Well Locations
The location of gas monitoring wells must be approved by the SWMP, and should be based on a characterization of geologic and hydrologic conditions at the landfill site and on the adjacent land uses.

Subsurface monitoring for methane must be conducted around the perimeter of the disposal area. The solid waste regulations state that the point of compliance for regulatory limits of methane migration is at the landfill property boundary. However, at some sites where the edge of the fill area is far from the property boundary, landfill owners/operators have chosen to locate gas monitoring wells closer to the waste mass to provide early detection so that action can be taken to prevent gas migration from the landfill property.  In these situations, the gas monitoring wells are considered to be points of compliance. Landfill owners/operators will be required to take the actions specified by the SWMP’s Methane Gas Policy dated June 2012 if methane is detected above regulatory limits in the original monitoring wells. The monitoring wells may be relocated to the property boundary as part of the gas migration investigation, with prior approval of the SWMP. If the newly installed wells are in compliance, the owner/operator will not be required to carry out formal corrective actions.  The owner/operator should keep this in mind when choosing gas monitoring well locations.

Monitoring wells should be located in areas where gas migration is most likely to occur or to become a threat to the public or the environment. The wells should be located in critical areas such as between the landfill and adjacent buildings and sand or gravel bedded utility lines.
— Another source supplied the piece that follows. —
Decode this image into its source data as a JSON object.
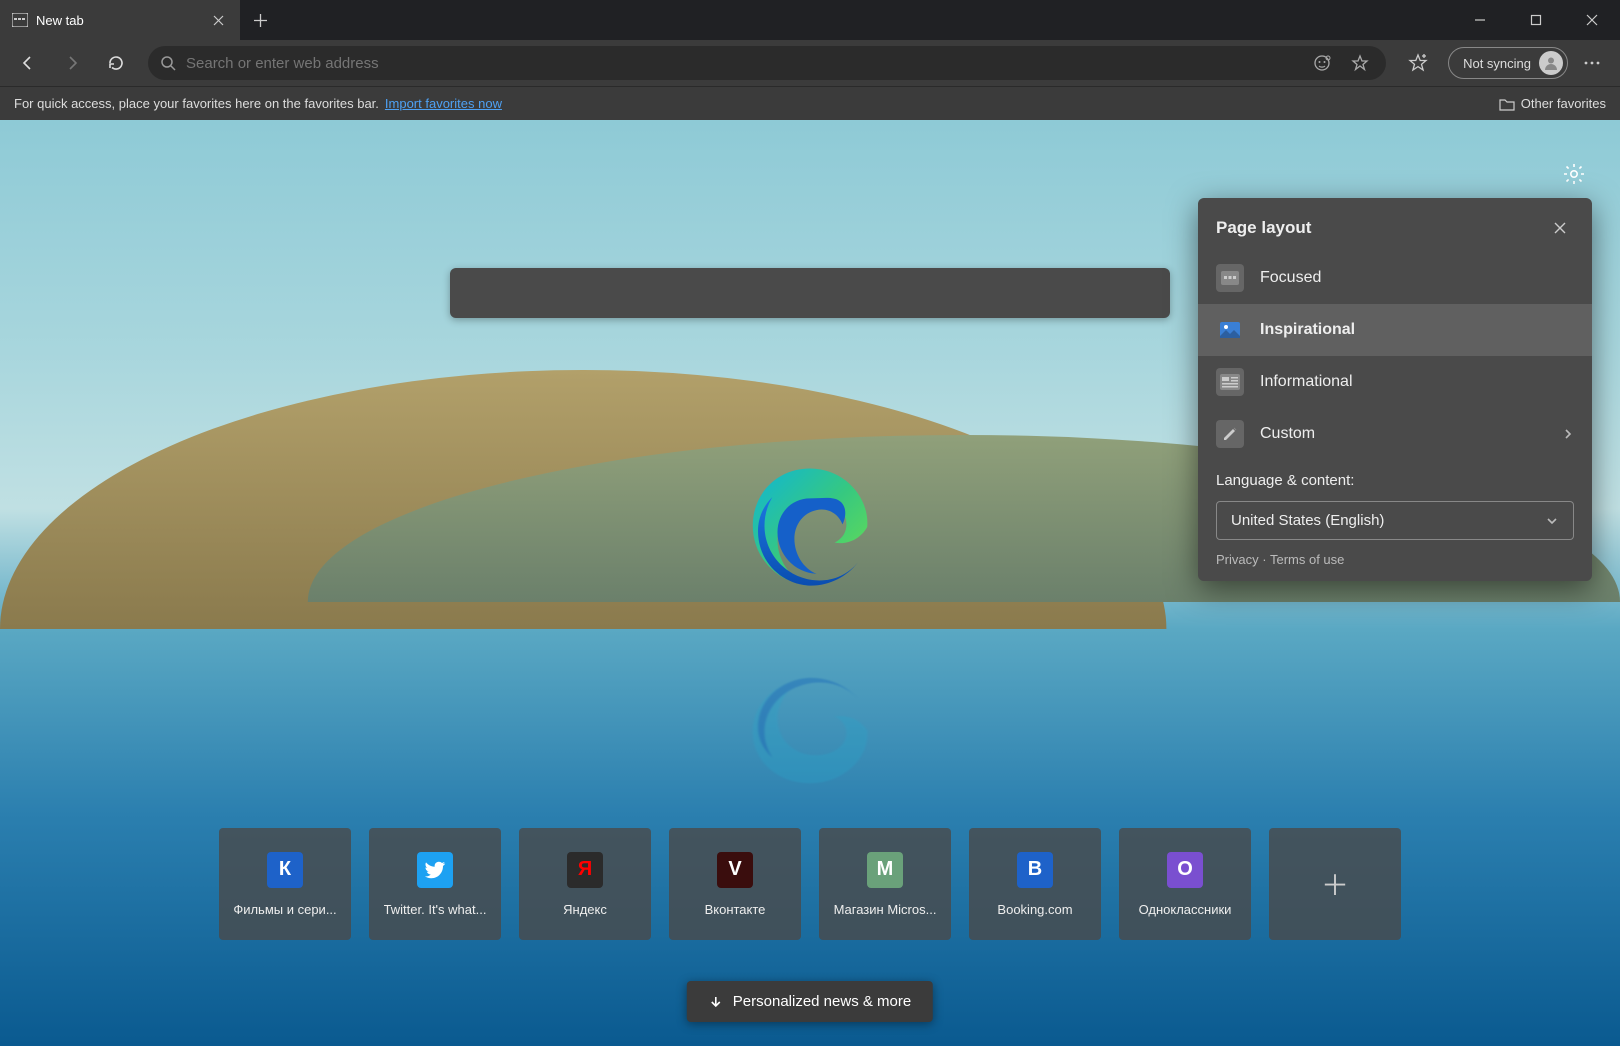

Monitoring locations should be spaced no more than 500 feet apart, with closer spacing depending on the permeability of the ground (the more permeable, the closer the spacing) and on the number of nearby features that could be potentially affected. Gas monitoring wells closer to the waste mass should not be placed directly opposite gas extraction wells on the fill area; monitoring wells may give a falsely low reading if they are in the zone of influence of the extraction well.
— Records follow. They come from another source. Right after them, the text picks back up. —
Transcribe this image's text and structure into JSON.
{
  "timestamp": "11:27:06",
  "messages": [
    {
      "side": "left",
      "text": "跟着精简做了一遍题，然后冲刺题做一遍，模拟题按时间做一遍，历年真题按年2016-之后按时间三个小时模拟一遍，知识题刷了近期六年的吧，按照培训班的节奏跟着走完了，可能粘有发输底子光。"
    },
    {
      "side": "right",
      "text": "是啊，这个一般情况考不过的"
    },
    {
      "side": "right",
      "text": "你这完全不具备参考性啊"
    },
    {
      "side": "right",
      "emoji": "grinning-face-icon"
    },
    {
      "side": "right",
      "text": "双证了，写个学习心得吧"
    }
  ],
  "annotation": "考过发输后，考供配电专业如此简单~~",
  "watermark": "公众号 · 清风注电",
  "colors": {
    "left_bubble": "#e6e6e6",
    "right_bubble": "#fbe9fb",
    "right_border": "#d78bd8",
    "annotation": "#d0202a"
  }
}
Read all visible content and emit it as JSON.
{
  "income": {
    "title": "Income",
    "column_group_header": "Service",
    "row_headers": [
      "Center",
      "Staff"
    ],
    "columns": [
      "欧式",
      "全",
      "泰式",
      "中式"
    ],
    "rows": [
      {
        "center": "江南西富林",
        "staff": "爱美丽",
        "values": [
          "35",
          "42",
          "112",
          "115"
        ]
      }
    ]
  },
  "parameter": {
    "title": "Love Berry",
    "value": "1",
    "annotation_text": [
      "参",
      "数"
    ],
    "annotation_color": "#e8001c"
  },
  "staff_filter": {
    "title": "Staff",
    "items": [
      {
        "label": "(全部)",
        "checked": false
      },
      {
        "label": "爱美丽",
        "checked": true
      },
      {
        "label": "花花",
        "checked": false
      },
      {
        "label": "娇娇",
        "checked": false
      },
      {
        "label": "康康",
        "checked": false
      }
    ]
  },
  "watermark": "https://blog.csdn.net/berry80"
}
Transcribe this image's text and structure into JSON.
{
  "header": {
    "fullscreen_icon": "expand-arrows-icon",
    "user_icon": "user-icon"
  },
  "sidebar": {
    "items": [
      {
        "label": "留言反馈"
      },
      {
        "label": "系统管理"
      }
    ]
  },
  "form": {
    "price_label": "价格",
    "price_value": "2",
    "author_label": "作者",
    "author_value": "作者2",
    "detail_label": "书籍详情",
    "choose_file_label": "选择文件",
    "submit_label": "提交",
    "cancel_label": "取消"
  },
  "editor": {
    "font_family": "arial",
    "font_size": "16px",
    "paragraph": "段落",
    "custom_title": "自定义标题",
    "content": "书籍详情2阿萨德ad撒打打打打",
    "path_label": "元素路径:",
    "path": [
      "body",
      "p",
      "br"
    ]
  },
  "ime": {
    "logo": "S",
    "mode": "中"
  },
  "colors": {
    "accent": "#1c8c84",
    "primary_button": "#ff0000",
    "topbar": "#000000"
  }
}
Monitoring may not be necessary in areas where the potential for gas migration is low. For example, a stream or a valley may form a natural (hydrologic or topographic) cutoff to prevent the flow of gas through the ground.  However, in these situations, the owner/operator must make a formal written demonstration that a natural cutoff exists, and that demonstration must be approved by the SWMP.

Conclusions
All wells should be designed to minimize air intrusion into the system, which can dilute the sample, making it unrepresentative. Selection of well designs and locations should be based upon what zones are to be monitored. A monitoring well certification record shall be used to report new monitoring well construction. Monitoring well certification record forms can be obtained at http://dnr.mo.gov/forms/index.html  or monitoring well construction can be reported online at https://dnr.mo.gov/mowells/.


References
Farquhar, Grahame, Monitoring and Controlling Methane Gas Migration, course notes presented at April 1993 Sanitary Landfill Design and Management training, offered by the University of Wisconsin, Madison, College of Engineering.
Missouri Department of Natural Resources, Flood Grant Team, An Analysis of Landfill Gas Monitoring Well Design and Construction.
Technical Bulletin - Figure 1 and Figure 2
Technical Bulletin - Figure 3